## TASK DIRECTIONS
The material below must be restated exactly, line by line.

## RAW DATA
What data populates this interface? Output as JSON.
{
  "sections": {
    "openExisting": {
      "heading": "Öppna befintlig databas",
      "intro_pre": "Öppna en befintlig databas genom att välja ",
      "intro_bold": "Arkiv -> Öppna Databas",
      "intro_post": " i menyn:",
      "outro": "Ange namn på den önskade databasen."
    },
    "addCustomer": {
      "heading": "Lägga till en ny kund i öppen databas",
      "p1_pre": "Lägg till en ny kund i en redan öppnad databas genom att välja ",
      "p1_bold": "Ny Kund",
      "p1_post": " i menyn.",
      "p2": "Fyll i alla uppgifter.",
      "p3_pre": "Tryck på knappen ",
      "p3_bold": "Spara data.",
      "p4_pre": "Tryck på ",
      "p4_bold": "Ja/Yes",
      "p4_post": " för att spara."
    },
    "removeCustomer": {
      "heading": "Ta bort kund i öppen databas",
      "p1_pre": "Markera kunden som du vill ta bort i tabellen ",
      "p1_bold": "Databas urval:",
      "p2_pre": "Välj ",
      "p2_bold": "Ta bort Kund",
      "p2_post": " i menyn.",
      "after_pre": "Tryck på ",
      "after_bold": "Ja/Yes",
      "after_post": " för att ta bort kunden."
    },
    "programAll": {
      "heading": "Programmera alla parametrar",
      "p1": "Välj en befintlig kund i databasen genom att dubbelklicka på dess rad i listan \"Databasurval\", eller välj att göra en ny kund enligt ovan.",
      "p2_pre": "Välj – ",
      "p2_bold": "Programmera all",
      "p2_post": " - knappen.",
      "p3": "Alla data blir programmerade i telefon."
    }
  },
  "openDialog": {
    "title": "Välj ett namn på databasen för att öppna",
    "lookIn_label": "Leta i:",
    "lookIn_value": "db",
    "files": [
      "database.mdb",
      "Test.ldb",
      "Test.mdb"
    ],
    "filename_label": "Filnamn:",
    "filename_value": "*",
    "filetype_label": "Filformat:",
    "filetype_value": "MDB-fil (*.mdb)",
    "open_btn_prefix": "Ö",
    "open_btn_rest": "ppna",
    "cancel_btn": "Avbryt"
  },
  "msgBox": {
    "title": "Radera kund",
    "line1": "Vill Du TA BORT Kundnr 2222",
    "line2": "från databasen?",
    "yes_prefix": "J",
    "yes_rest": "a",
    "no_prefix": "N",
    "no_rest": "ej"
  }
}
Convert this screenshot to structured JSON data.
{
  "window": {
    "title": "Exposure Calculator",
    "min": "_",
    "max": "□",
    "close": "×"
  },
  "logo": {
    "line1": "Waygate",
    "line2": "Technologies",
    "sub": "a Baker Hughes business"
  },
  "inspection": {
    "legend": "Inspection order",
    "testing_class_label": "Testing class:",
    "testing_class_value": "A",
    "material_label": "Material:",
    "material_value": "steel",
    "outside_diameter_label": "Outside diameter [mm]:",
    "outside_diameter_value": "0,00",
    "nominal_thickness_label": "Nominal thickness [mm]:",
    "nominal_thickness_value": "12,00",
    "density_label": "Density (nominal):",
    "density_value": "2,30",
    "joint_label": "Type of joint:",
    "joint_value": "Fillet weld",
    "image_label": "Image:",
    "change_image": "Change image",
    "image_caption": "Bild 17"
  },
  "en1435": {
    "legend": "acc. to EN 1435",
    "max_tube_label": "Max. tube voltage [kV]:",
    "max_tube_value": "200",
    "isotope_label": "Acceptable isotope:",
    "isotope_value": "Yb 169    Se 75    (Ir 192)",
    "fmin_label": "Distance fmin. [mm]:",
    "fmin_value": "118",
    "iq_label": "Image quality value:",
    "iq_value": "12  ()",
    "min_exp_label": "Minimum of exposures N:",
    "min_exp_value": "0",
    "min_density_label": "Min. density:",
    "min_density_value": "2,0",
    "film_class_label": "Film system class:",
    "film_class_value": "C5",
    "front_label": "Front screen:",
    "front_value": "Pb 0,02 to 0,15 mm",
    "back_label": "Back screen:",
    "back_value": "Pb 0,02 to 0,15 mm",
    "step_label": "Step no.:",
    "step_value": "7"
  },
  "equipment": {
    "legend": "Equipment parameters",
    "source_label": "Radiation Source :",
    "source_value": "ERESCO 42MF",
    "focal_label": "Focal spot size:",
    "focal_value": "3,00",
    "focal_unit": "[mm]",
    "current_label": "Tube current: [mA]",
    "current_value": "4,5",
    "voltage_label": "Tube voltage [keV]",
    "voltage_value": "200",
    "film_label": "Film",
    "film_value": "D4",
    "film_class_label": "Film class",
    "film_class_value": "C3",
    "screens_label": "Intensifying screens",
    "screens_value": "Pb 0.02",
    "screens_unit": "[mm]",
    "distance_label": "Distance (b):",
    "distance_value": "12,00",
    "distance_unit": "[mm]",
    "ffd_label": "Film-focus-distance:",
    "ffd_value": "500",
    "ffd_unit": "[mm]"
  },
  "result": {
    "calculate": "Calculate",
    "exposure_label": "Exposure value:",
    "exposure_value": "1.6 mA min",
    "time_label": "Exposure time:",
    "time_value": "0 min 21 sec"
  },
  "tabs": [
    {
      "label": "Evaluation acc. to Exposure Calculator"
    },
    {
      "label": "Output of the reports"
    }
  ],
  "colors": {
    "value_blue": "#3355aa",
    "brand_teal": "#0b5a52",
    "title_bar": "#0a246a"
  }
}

## COMPLETED EXERCISE
What data populates this interface? Output as JSON.
{
  "sections": {
    "openExisting": {
      "heading": "Öppna befintlig databas",
      "intro_pre": "Öppna en befintlig databas genom att välja ",
      "intro_bold": "Arkiv -> Öppna Databas",
      "intro_post": " i menyn:",
      "outro": "Ange namn på den önskade databasen."
    },
    "addCustomer": {
      "heading": "Lägga till en ny kund i öppen databas",
      "p1_pre": "Lägg till en ny kund i en redan öppnad databas genom att välja ",
      "p1_bold": "Ny Kund",
      "p1_post": " i menyn.",
      "p2": "Fyll i alla uppgifter.",
      "p3_pre": "Tryck på knappen ",
      "p3_bold": "Spara data.",
      "p4_pre": "Tryck på ",
      "p4_bold": "Ja/Yes",
      "p4_post": " för att spara."
    },
    "removeCustomer": {
      "heading": "Ta bort kund i öppen databas",
      "p1_pre": "Markera kunden som du vill ta bort i tabellen ",
      "p1_bold": "Databas urval:",
      "p2_pre": "Välj ",
      "p2_bold": "Ta bort Kund",
      "p2_post": " i menyn.",
      "after_pre": "Tryck på ",
      "after_bold": "Ja/Yes",
      "after_post": " för att ta bort kunden."
    },
    "programAll": {
      "heading": "Programmera alla parametrar",
      "p1": "Välj en befintlig kund i databasen genom att dubbelklicka på dess rad i listan \"Databasurval\", eller välj att göra en ny kund enligt ovan.",
      "p2_pre": "Välj – ",
      "p2_bold": "Programmera all",
      "p2_post": " - knappen.",
      "p3": "Alla data blir programmerade i telefon."
    }
  },
  "openDialog": {
    "title": "Välj ett namn på databasen för att öppna",
    "lookIn_label": "Leta i:",
    "lookIn_value": "db",
    "files": [
      "database.mdb",
      "Test.ldb",
      "Test.mdb"
    ],
    "filename_label": "Filnamn:",
    "filename_value": "*",
    "filetype_label": "Filformat:",
    "filetype_value": "MDB-fil (*.mdb)",
    "open_btn_prefix": "Ö",
    "open_btn_rest": "ppna",
    "cancel_btn": "Avbryt"
  },
  "msgBox": {
    "title": "Radera kund",
    "line1": "Vill Du TA BORT Kundnr 2222",
    "line2": "från databasen?",
    "yes_prefix": "J",
    "yes_rest": "a",
    "no_prefix": "N",
    "no_rest": "ej"
  }
}
Convert this screenshot to structured JSON data.
{
  "window": {
    "title": "Exposure Calculator",
    "min": "_",
    "max": "□",
    "close": "×"
  },
  "logo": {
    "line1": "Waygate",
    "line2": "Technologies",
    "sub": "a Baker Hughes business"
  },
  "inspection": {
    "legend": "Inspection order",
    "testing_class_label": "Testing class:",
    "testing_class_value": "A",
    "material_label": "Material:",
    "material_value": "steel",
    "outside_diameter_label": "Outside diameter [mm]:",
    "outside_diameter_value": "0,00",
    "nominal_thickness_label": "Nominal thickness [mm]:",
    "nominal_thickness_value": "12,00",
    "density_label": "Density (nominal):",
    "density_value": "2,30",
    "joint_label": "Type of joint:",
    "joint_value": "Fillet weld",
    "image_label": "Image:",
    "change_image": "Change image",
    "image_caption": "Bild 17"
  },
  "en1435": {
    "legend": "acc. to EN 1435",
    "max_tube_label": "Max. tube voltage [kV]:",
    "max_tube_value": "200",
    "isotope_label": "Acceptable isotope:",
    "isotope_value": "Yb 169    Se 75    (Ir 192)",
    "fmin_label": "Distance fmin. [mm]:",
    "fmin_value": "118",
    "iq_label": "Image quality value:",
    "iq_value": "12  ()",
    "min_exp_label": "Minimum of exposures N:",
    "min_exp_value": "0",
    "min_density_label": "Min. density:",
    "min_density_value": "2,0",
    "film_class_label": "Film system class:",
    "film_class_value": "C5",
    "front_label": "Front screen:",
    "front_value": "Pb 0,02 to 0,15 mm",
    "back_label": "Back screen:",
    "back_value": "Pb 0,02 to 0,15 mm",
    "step_label": "Step no.:",
    "step_value": "7"
  },
  "equipment": {
    "legend": "Equipment parameters",
    "source_label": "Radiation Source :",
    "source_value": "ERESCO 42MF",
    "focal_label": "Focal spot size:",
    "focal_value": "3,00",
    "focal_unit": "[mm]",
    "current_label": "Tube current: [mA]",
    "current_value": "4,5",
    "voltage_label": "Tube voltage [keV]",
    "voltage_value": "200",
    "film_label": "Film",
    "film_value": "D4",
    "film_class_label": "Film class",
    "film_class_value": "C3",
    "screens_label": "Intensifying screens",
    "screens_value": "Pb 0.02",
    "screens_unit": "[mm]",
    "distance_label": "Distance (b):",
    "distance_value": "12,00",
    "distance_unit": "[mm]",
    "ffd_label": "Film-focus-distance:",
    "ffd_value": "500",
    "ffd_unit": "[mm]"
  },
  "result": {
    "calculate": "Calculate",
    "exposure_label": "Exposure value:",
    "exposure_value": "1.6 mA min",
    "time_label": "Exposure time:",
    "time_value": "0 min 21 sec"
  },
  "tabs": [
    {
      "label": "Evaluation acc. to Exposure Calculator"
    },
    {
      "label": "Output of the reports"
    }
  ],
  "colors": {
    "value_blue": "#3355aa",
    "brand_teal": "#0b5a52",
    "title_bar": "#0a246a"
  }
}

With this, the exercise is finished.